» Directions for this task: An exact copy of all records is expected, minus the images.

» Exercise data:
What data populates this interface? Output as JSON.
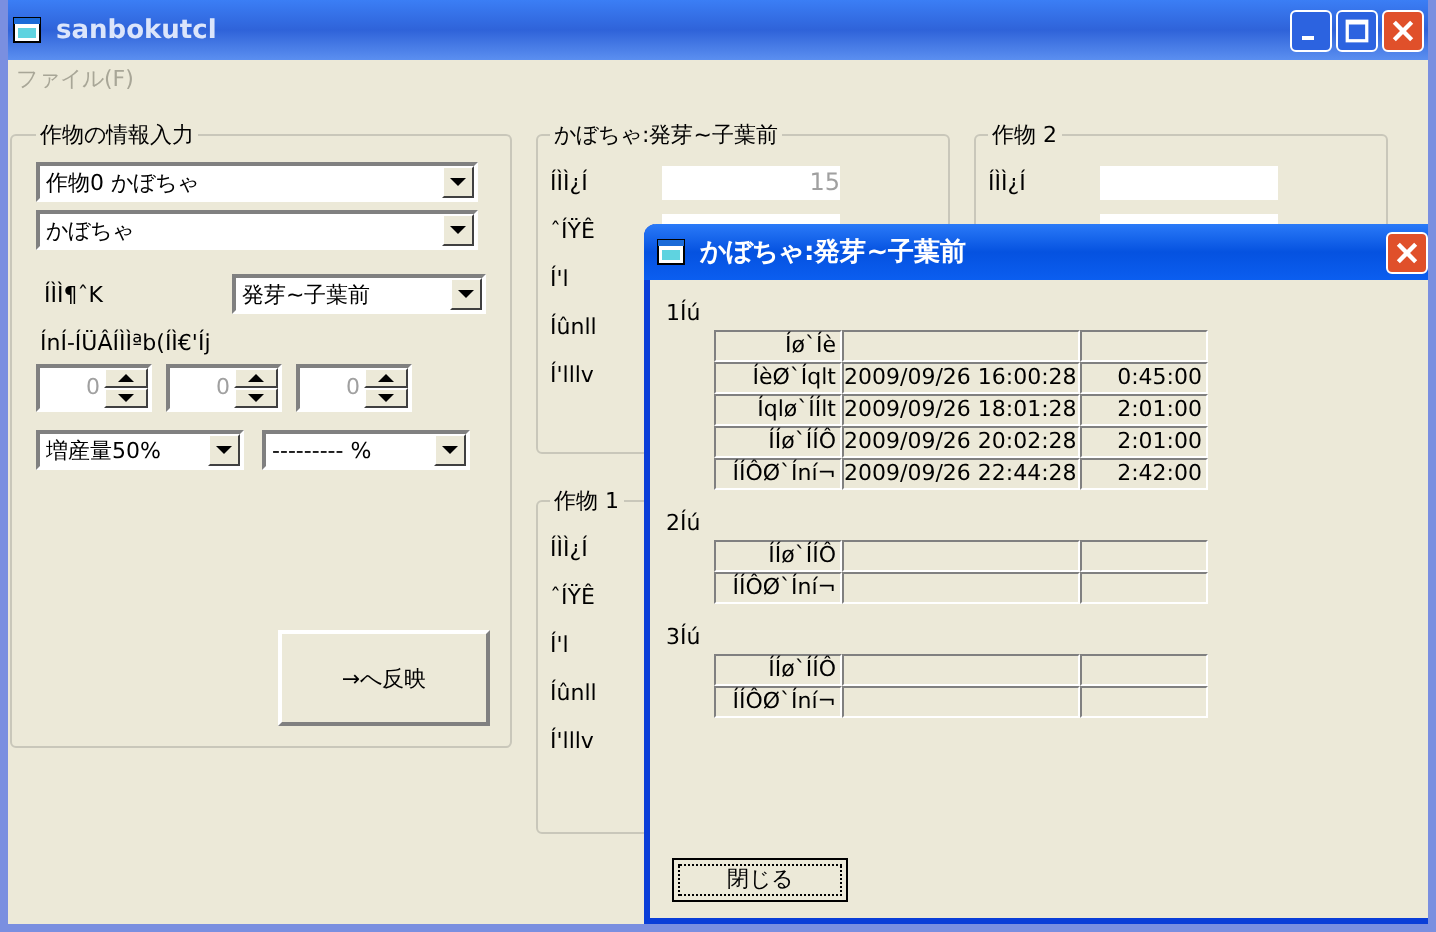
{
  "window": {
    "title": "sanbokutcl"
  },
  "menu": [
    "ファイル(F)"
  ],
  "input_group": {
    "title": "作物の情報入力",
    "crop_select": "作物0 かぼちゃ",
    "variety_select": "かぼちゃ",
    "stage_label": "ÍÌÌ¶ˆK",
    "stage_select": "発芽~子葉前",
    "offset_label": "ÍnÍ-ÍÜÂÍÌÌªb(ÍÌ€'Íj",
    "spinners": [
      "0",
      "0",
      "0"
    ],
    "yield_select": "増産量50%",
    "percent_select": "--------- %",
    "apply_button": "→へ反映"
  },
  "stage_group": {
    "title": "かぼちゃ:発芽~子葉前",
    "rows": [
      {
        "label": "ÍÌÌ¿Í",
        "kind": "field",
        "value": "15"
      },
      {
        "label": "ˆÍŸÊ",
        "kind": "field"
      },
      {
        "label": "Í'l"
      },
      {
        "label": "Íûnll"
      },
      {
        "label": "Í'lllv"
      }
    ]
  },
  "crop2_group": {
    "title": "作物 2",
    "rows": [
      {
        "label": "ÍÌÌ¿Í",
        "kind": "field"
      },
      {
        "kind": "field"
      }
    ]
  },
  "crop1_group": {
    "title": "作物 1",
    "rows": [
      {
        "label": "ÍÌÌ¿Í"
      },
      {
        "label": "ˆÍŸÊ"
      },
      {
        "label": "Í'l"
      },
      {
        "label": "Íûnll"
      },
      {
        "label": "Í'lllv"
      }
    ]
  },
  "dialog": {
    "title": "かぼちゃ:発芽~子葉前",
    "days": [
      {
        "label": "1Íú",
        "rows": [
          {
            "label": "Íø`Íè"
          },
          {
            "label": "ÍèØ`Íqlt",
            "time": "2009/09/26 16:00:28",
            "duration": "0:45:00"
          },
          {
            "label": "Íqlø`ÍÍlt",
            "time": "2009/09/26 18:01:28",
            "duration": "2:01:00"
          },
          {
            "label": "ÍÍø`ÍÍÔ",
            "time": "2009/09/26 20:02:28",
            "duration": "2:01:00"
          },
          {
            "label": "ÍÍÔØ`Íní¬",
            "time": "2009/09/26 22:44:28",
            "duration": "2:42:00"
          }
        ]
      },
      {
        "label": "2Íú",
        "rows": [
          {
            "label": "ÍÍø`ÍÍÔ"
          },
          {
            "label": "ÍÍÔØ`Íní¬"
          }
        ]
      },
      {
        "label": "3Íú",
        "rows": [
          {
            "label": "ÍÍø`ÍÍÔ"
          },
          {
            "label": "ÍÍÔØ`Íní¬"
          }
        ]
      }
    ],
    "close_button": "閉じる"
  }
}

» Answer to this exercise:
What data populates this interface? Output as JSON.
{
  "window": {
    "title": "sanbokutcl"
  },
  "menu": [
    "ファイル(F)"
  ],
  "input_group": {
    "title": "作物の情報入力",
    "crop_select": "作物0 かぼちゃ",
    "variety_select": "かぼちゃ",
    "stage_label": "ÍÌÌ¶ˆK",
    "stage_select": "発芽~子葉前",
    "offset_label": "ÍnÍ-ÍÜÂÍÌÌªb(ÍÌ€'Íj",
    "spinners": [
      "0",
      "0",
      "0"
    ],
    "yield_select": "増産量50%",
    "percent_select": "--------- %",
    "apply_button": "→へ反映"
  },
  "stage_group": {
    "title": "かぼちゃ:発芽~子葉前",
    "rows": [
      {
        "label": "ÍÌÌ¿Í",
        "kind": "field",
        "value": "15"
      },
      {
        "label": "ˆÍŸÊ",
        "kind": "field"
      },
      {
        "label": "Í'l"
      },
      {
        "label": "Íûnll"
      },
      {
        "label": "Í'lllv"
      }
    ]
  },
  "crop2_group": {
    "title": "作物 2",
    "rows": [
      {
        "label": "ÍÌÌ¿Í",
        "kind": "field"
      },
      {
        "kind": "field"
      }
    ]
  },
  "crop1_group": {
    "title": "作物 1",
    "rows": [
      {
        "label": "ÍÌÌ¿Í"
      },
      {
        "label": "ˆÍŸÊ"
      },
      {
        "label": "Í'l"
      },
      {
        "label": "Íûnll"
      },
      {
        "label": "Í'lllv"
      }
    ]
  },
  "dialog": {
    "title": "かぼちゃ:発芽~子葉前",
    "days": [
      {
        "label": "1Íú",
        "rows": [
          {
            "label": "Íø`Íè"
          },
          {
            "label": "ÍèØ`Íqlt",
            "time": "2009/09/26 16:00:28",
            "duration": "0:45:00"
          },
          {
            "label": "Íqlø`ÍÍlt",
            "time": "2009/09/26 18:01:28",
            "duration": "2:01:00"
          },
          {
            "label": "ÍÍø`ÍÍÔ",
            "time": "2009/09/26 20:02:28",
            "duration": "2:01:00"
          },
          {
            "label": "ÍÍÔØ`Íní¬",
            "time": "2009/09/26 22:44:28",
            "duration": "2:42:00"
          }
        ]
      },
      {
        "label": "2Íú",
        "rows": [
          {
            "label": "ÍÍø`ÍÍÔ"
          },
          {
            "label": "ÍÍÔØ`Íní¬"
          }
        ]
      },
      {
        "label": "3Íú",
        "rows": [
          {
            "label": "ÍÍø`ÍÍÔ"
          },
          {
            "label": "ÍÍÔØ`Íní¬"
          }
        ]
      }
    ],
    "close_button": "閉じる"
  }
}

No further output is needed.